“Maybe that’s where you put your pain.”
This past weekend swirled with activity. My children, their friends, and I went to the beach on Saturday to enjoy time together before my daughter flew back to Korea.
Then we ate dinner before taking Elya to the airport. I walked away from my precious daughter watching her wipe tears from her eyes. My heart ached inside as I resisted the compulsion to run back for one more hug. Even happy times precede sad partings.
Recently, I noticed the connection between my tendency to overwork and my attempts to deal with emotional pain. I wondered why I could not be like other people who are quite happy with going to work and coming home to watch television. On the weekends, they celebrate, purely and simply.
In contrast, I always have a dozen projects going while I envision a different future than my present reality. My tendency to do this perplexed me so I asked myself a series of questions in an attempt to understand:
“JoDee, why can’t you be like other people and accept your present career? Why do you always push yourself for more? What’s with these crazy dreams of becoming a published writer?”
The immediate thought that answered was, “Maybe that’s where you put your pain?”
“WOW! I thought that was pretty profound.
Yes, I have noticed that pain never stops as we go through life. Throughout my years spent recovering and rebuilding, veins of pain marbled the muscle of my efforts. Training to become a teacher and working hard at mastering the craft encompassed a fifteen-year process riddled with pain. Travail, sweat, call it want you want but I call it pain. Now I embrace the pain of having my children far from me as they travel the world.
Yet the common vein that always parallels my pain is the exercise of writing in order to put my pain somewhere. Writing enables me to grieve on paper and transform my despair into activities that benefit others.
Up until the 19th century, doctors practiced bloodletting. “Bloodletting (or blood-letting) is the withdrawal of often considerable quantities of blood from a patient to cure or prevent illness and disease. http://en.wikipedia.org/wiki/Bloodletting.

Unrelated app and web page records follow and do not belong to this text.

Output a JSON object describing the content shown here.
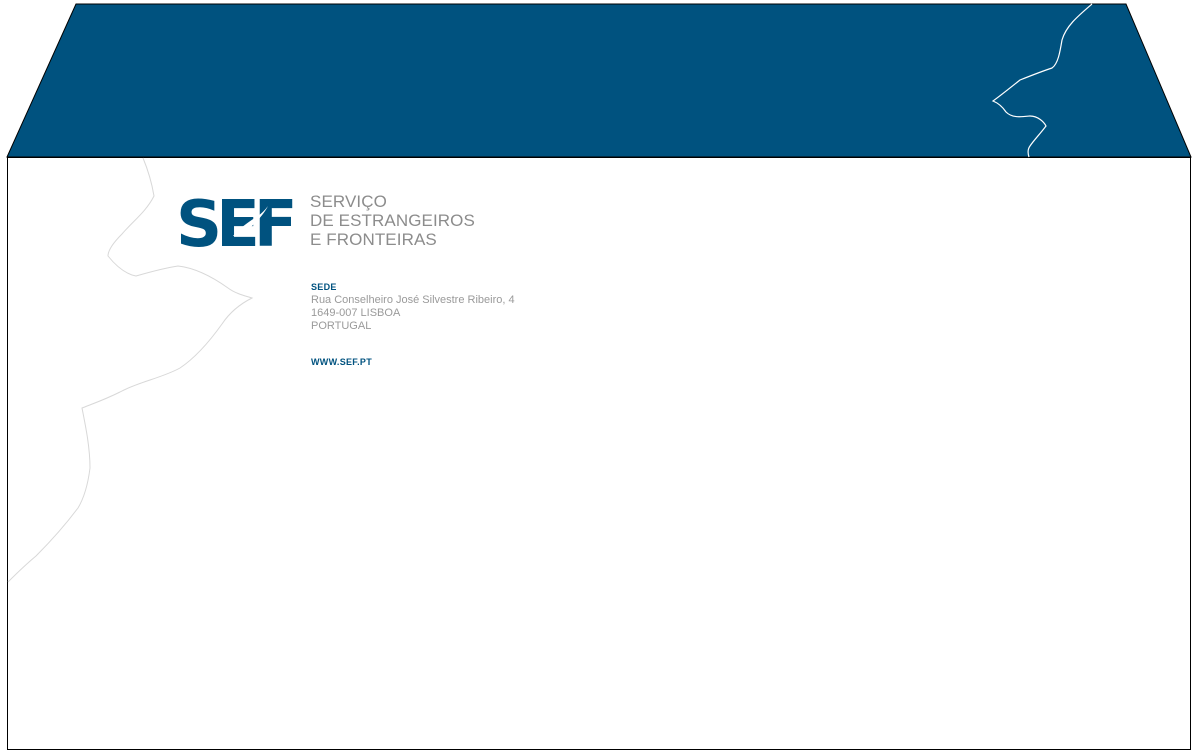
{
  "colors": {
    "flap": "#00527f",
    "outline": "#000000",
    "brand_text": "#8c8c8c",
    "address_text": "#9a9a9a",
    "dove_outline_body": "#d8d8d8",
    "dove_outline_flap": "#ffffff"
  },
  "logo": {
    "mark_text": "SEF",
    "name_lines": [
      "SERVIÇO",
      "DE ESTRANGEIROS",
      "E FRONTEIRAS"
    ]
  },
  "address": {
    "heading": "SEDE",
    "lines": [
      "Rua Conselheiro José Silvestre Ribeiro, 4",
      "1649-007 LISBOA",
      "PORTUGAL"
    ]
  },
  "website": "WWW.SEF.PT",
  "decorations": {
    "flap_icon": "dove-silhouette-icon",
    "body_icon": "dove-silhouette-icon"
  }
}
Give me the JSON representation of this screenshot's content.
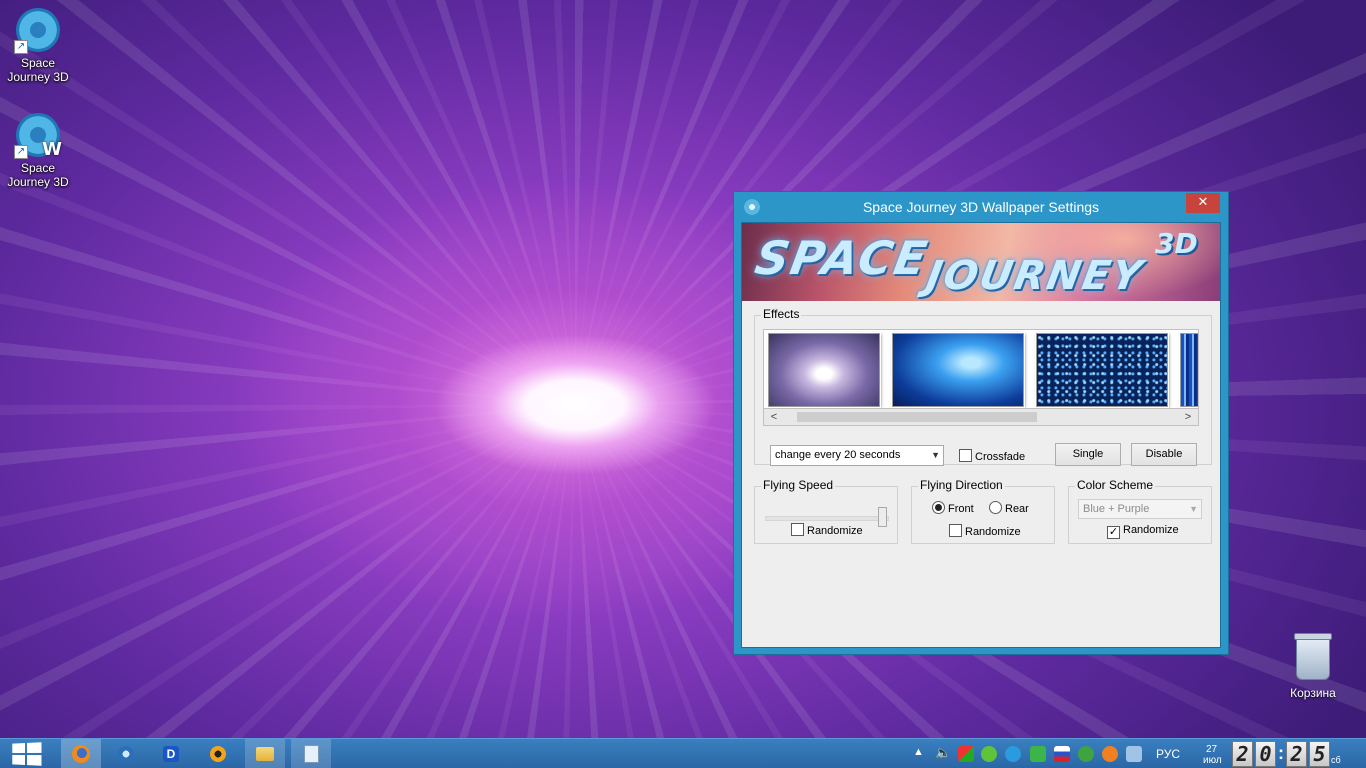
{
  "desktop": {
    "icons": [
      {
        "label": "Space Journey 3D"
      },
      {
        "label": "Space Journey 3D",
        "badge": "W"
      }
    ],
    "recycle_bin": {
      "label": "Корзина"
    }
  },
  "window": {
    "title": "Space Journey 3D  Wallpaper Settings",
    "close_glyph": "✕",
    "banner": {
      "word1": "SPACE",
      "word2": "JOURNEY",
      "suffix": "3D"
    },
    "effects": {
      "legend": "Effects",
      "thumbnails": [
        "effect-1",
        "effect-2",
        "effect-3",
        "effect-4"
      ],
      "scroll_left": "<",
      "scroll_right": ">",
      "interval_select": "change every 20 seconds",
      "crossfade_label": "Crossfade",
      "crossfade_checked": false,
      "single_button": "Single",
      "disable_button": "Disable"
    },
    "flying_speed": {
      "legend": "Flying Speed",
      "slider_level": 1.0,
      "randomize_label": "Randomize",
      "randomize_checked": false
    },
    "flying_direction": {
      "legend": "Flying Direction",
      "front_label": "Front",
      "rear_label": "Rear",
      "selected": "Front",
      "randomize_label": "Randomize",
      "randomize_checked": false
    },
    "color_scheme": {
      "legend": "Color Scheme",
      "select_value": "Blue + Purple",
      "randomize_label": "Randomize",
      "randomize_checked": true,
      "check_glyph": "✓"
    }
  },
  "taskbar": {
    "pinned": [
      "firefox-icon",
      "network-globe-icon",
      "media-d-icon",
      "aimp-icon",
      "file-explorer-icon",
      "notepad-icon"
    ],
    "tray": {
      "language": "РУС",
      "date_day": "27",
      "date_month": "июл",
      "clock_digits": [
        "2",
        "0",
        "2",
        "5"
      ],
      "weekday": "сб"
    }
  }
}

I want to create a new term I call painletting. With painletting, we use writing to drain away those agonizing feelings that threaten to disease us with bitterness. Then, we transform our sadness into hope for others. We create projects and purposes that can change our world.